The New Odyssey Book Review
From smuggling networks in North Africa and dangerous Mediterranean crossings to the difficult asylum process refugees face if they arrive in Europe, The New Odyssey by Patrick Kingsley, covers it all in astoundingly intimate detail. Released at the beginning of the summer and published by Guardian Books, this book takes its reader on a roller coaster ride through the long and winding journey of today's refugees and asylum seekers.
The New Odyssey Book Review
Kingsley, who is the Guardian's migration correspondent and the UK's foreign affairs journalist of the year in 2015, has mastered the art of storytelling. At times he holds us in suspense, as we wait to find out what will happen next, and at others he allows the reader to completely lean in to the complex emotion of the journey. I laughed, I cried, I ground my teeth in anger, and even cheered while blazing through The New Odyssey's 329 pages.
It's one thing to be told that you should care about refugees. It's entirely another to be shown.

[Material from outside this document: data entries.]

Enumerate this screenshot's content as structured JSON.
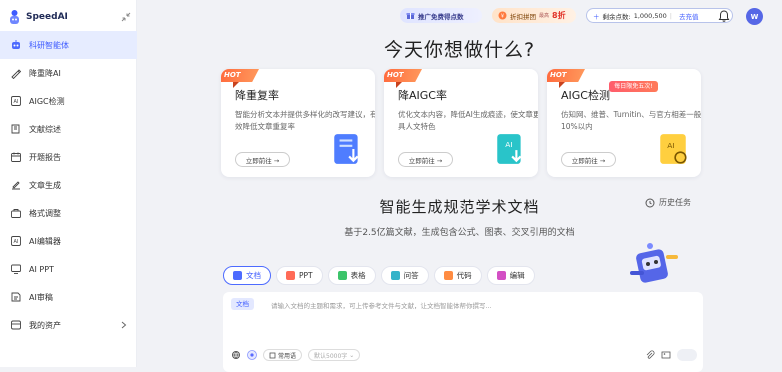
{
  "app": {
    "name": "SpeedAI"
  },
  "sidebar": {
    "items": [
      {
        "label": "科研智能体",
        "icon": "robot-icon",
        "active": true
      },
      {
        "label": "降重降AI",
        "icon": "pen-icon"
      },
      {
        "label": "AIGC检测",
        "icon": "aigc-icon"
      },
      {
        "label": "文献综述",
        "icon": "book-icon"
      },
      {
        "label": "开题报告",
        "icon": "calendar-icon"
      },
      {
        "label": "文章生成",
        "icon": "edit-icon"
      },
      {
        "label": "格式调整",
        "icon": "briefcase-icon"
      },
      {
        "label": "AI编辑器",
        "icon": "ai-box-icon"
      },
      {
        "label": "AI PPT",
        "icon": "monitor-icon"
      },
      {
        "label": "AI审稿",
        "icon": "review-icon"
      },
      {
        "label": "我的资产",
        "icon": "assets-icon"
      }
    ]
  },
  "topbar": {
    "promo": "推广免费得点数",
    "promo2_text": "折扣拼团",
    "promo2_small": "最高",
    "promo2_big": "8折",
    "points_label": "剩余点数:",
    "points_value": "1,000,500",
    "recharge": "去充值",
    "avatar": "W"
  },
  "headline": "今天你想做什么?",
  "cards": [
    {
      "hot": "HOT",
      "title": "降重复率",
      "desc": "智能分析文本并提供多样化的改写建议，有效降低文章重复率",
      "button": "立即前往 →"
    },
    {
      "hot": "HOT",
      "title": "降AIGC率",
      "desc": "优化文本内容，降低AI生成痕迹，使文章更具人文特色",
      "button": "立即前往 →"
    },
    {
      "hot": "HOT",
      "title": "AIGC检测",
      "badge": "每日限免五次!",
      "desc": "仿知网、维普、Turnitin、与官方相差一般10%以内",
      "button": "立即前往 →"
    }
  ],
  "section": {
    "title": "智能生成规范学术文档",
    "history": "历史任务",
    "subtitle": "基于2.5亿篇文献，生成包含公式、图表、交叉引用的文档"
  },
  "tabs": [
    {
      "label": "文档",
      "color": "#4d6bff",
      "active": true
    },
    {
      "label": "PPT",
      "color": "#ff6b57"
    },
    {
      "label": "表格",
      "color": "#3cc46a"
    },
    {
      "label": "问答",
      "color": "#35b3c9"
    },
    {
      "label": "代码",
      "color": "#ff8c42"
    },
    {
      "label": "编辑",
      "color": "#d34fc4"
    }
  ],
  "editor": {
    "tag": "文档",
    "placeholder": "请输入文档的主题和需求，可上传参考文件与文献，让文档智能体帮你撰写...",
    "chip1": "常用语",
    "chip2": "默认5000字"
  }
}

That's what The New Odyssey does; it acts as a tool that can transform an amorphous, frightening group of people, moving across the world into individuals who are making unimaginably difficult decisions as they flee danger at home and seek out safe places for their families to rest from wandering. We can't put ourselves in a refugee's shoes if we don't know what their shoes look like or where they have been. Kingsley gives his readers a way to walk many miles in their shoes, to feel fear with them, as well as frustration, disappointment, and finally (for some) relief.
If you think this book sounds like it works too closely in the refugees' favor, let me tell you what I appreciate about Kingsley's writing, second only to his masterful storytelling. Kingsley doesn't presume to have all the answers. He doesn't write as though he absolutely knows why migration flows are higher than they have ever been, and he doesn't claim that every migrant should qualify for refugee status. When he shares his opinion, he makes sure his readers know that it is indeed an opinion. He simply invites us to see and hear along with him what he has encountered during his travels; he allows the refugees and migrants he interviews to speak for themselves, and then he leaves us to come to our own conclusions.
In a world of definitive rhetoric and blustery politicians, it is refreshing to hear about the refugee crisis from those who are actually living it, through a writer who knows how to let the story speak for itself. The New Odyssey is an easy read, packed with heavy content - a combination that is sure to keep you engaged page after page. I encourage you to order a copy and sit down prepared to encounter refugees face to face.
Image Credit: Faber